US President Donald Trump meets with NATO Secretary General Jens Stoltenberg, ahead of the NATO summit in Watford, in London, Britain, December 3, 2019. (Photo: Agencies)
Not surprisingly, given what happened at the last two summits before this one, the 70th birthday gathering for North Atlantic Treaty Organization being held in London on Tuesday and Wednesday has once again been dominated by bickering over who pays what.
Although the 28 non-US parties have agreed to shoulder more of the funding for the trans-Atlantic security alliance's smaller in-house budget of about $2 billion, which mainly covers the daily operation of its headquarters in Brussels, that has been far from enough to appease the US leader, who is still calling for "fairer" sharing of the organization's military budget of about $1 trillion a year, of which the US says it pays about 70 percent.
The US leader is demanding all the other members increase their defense budgets to 2 percent of their gross domestic product as soon as possible, but so far only nine, mostly small countries, have done so.
But it is not just wrangling over money that has exposed the growing cracks in NATO but also the differing views among its members over its purpose and relevance.
The French president has said that the organization is "brain dead", which is to be expected given the cohesion among its members was from shared security concerns during the Cold War. With that glue no longer holding them together, NATO is feeling the strain of its weakening legitimacy foundation.
Apart from assisting the US in its baseless military actions in Iraq, Afghanistan and Syria, the organization has proved inept in handling the acute unconventional security concerns confronting the West, particularly terrorism.
Instead, guided by a headstrong Washington, it is now hellbent on militarizing one after another new fields after the land, sea and air — cyberspace in 2016 and space this year — and searching for new enemies so as to justify its existence and serve the US' phenomenal military spending.
So it is also unsurprising, that China has appeared on its radar as a potential adversary, despite it being an independent party in the Cold War and far from NATO's doorsteps.

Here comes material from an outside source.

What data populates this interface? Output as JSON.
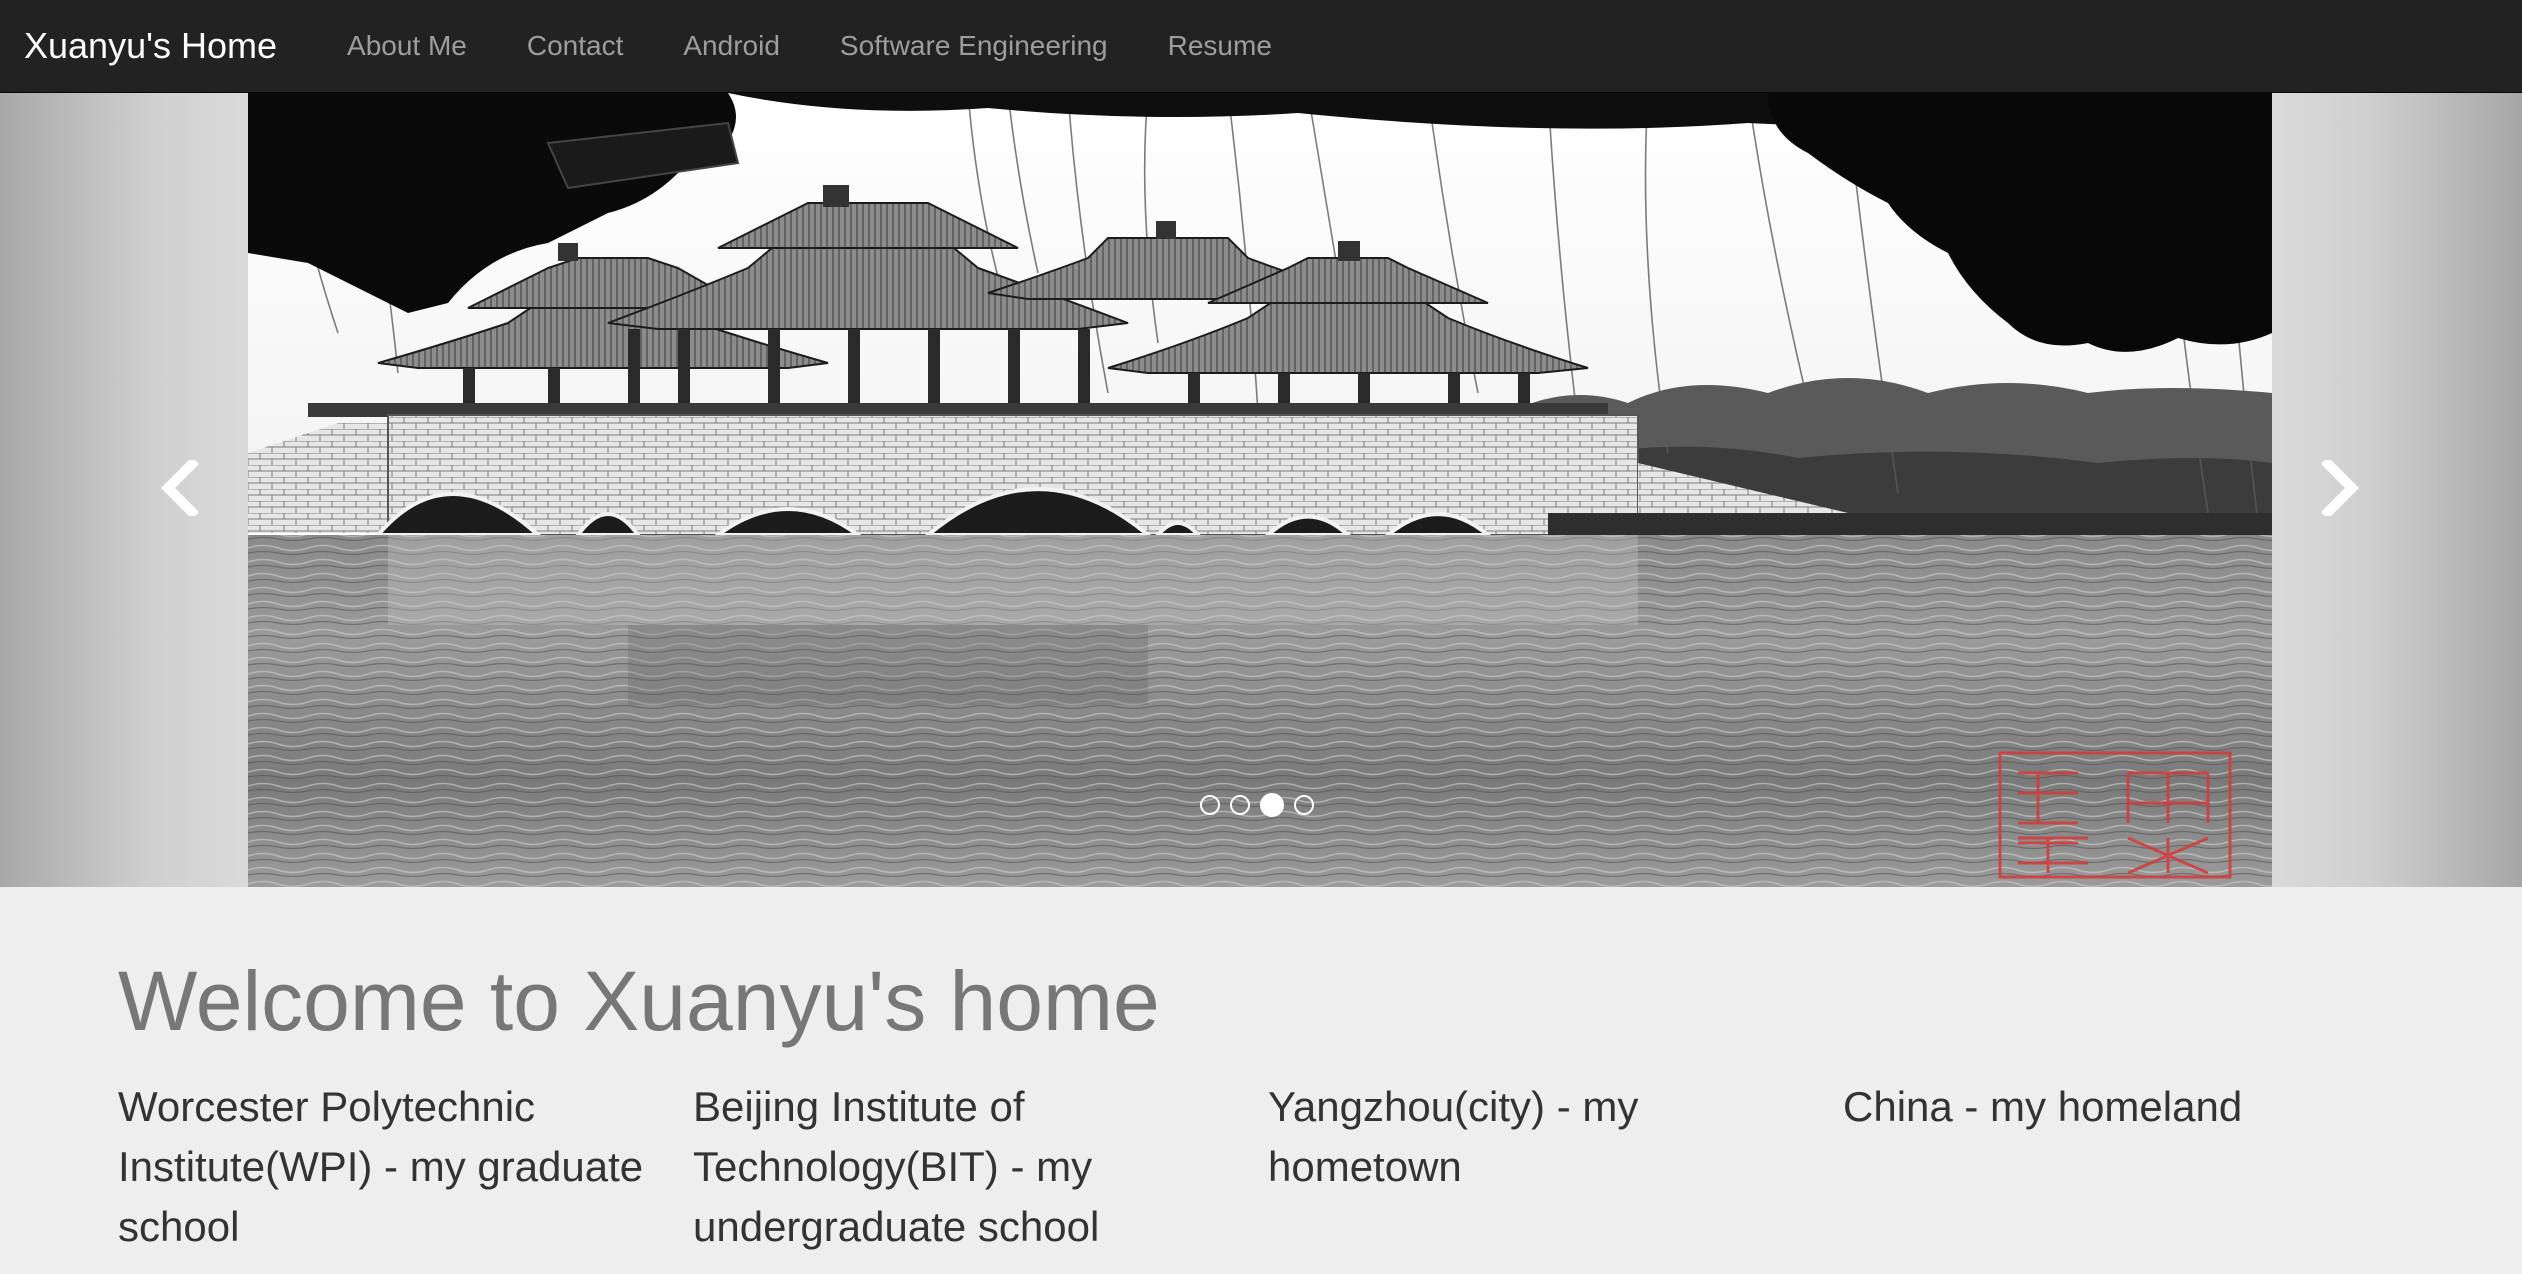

The organization's latest report views China's growing military strength as a challenge.
Citing China's defense-oriented military modernization and peaceful and legal development of the North Polar region, as well as its win-win cooperation in Africa, NATO seems intent on justifying its existence with imagined threats.
The internal tensions and external split of the bloc cannot be resolved by haggling or reform, as fundamentally they originate from NATO being divorced from reality, as it continues to view the world from a Cold War perspective and cannot shake itself free of the US' hegemonic schemes.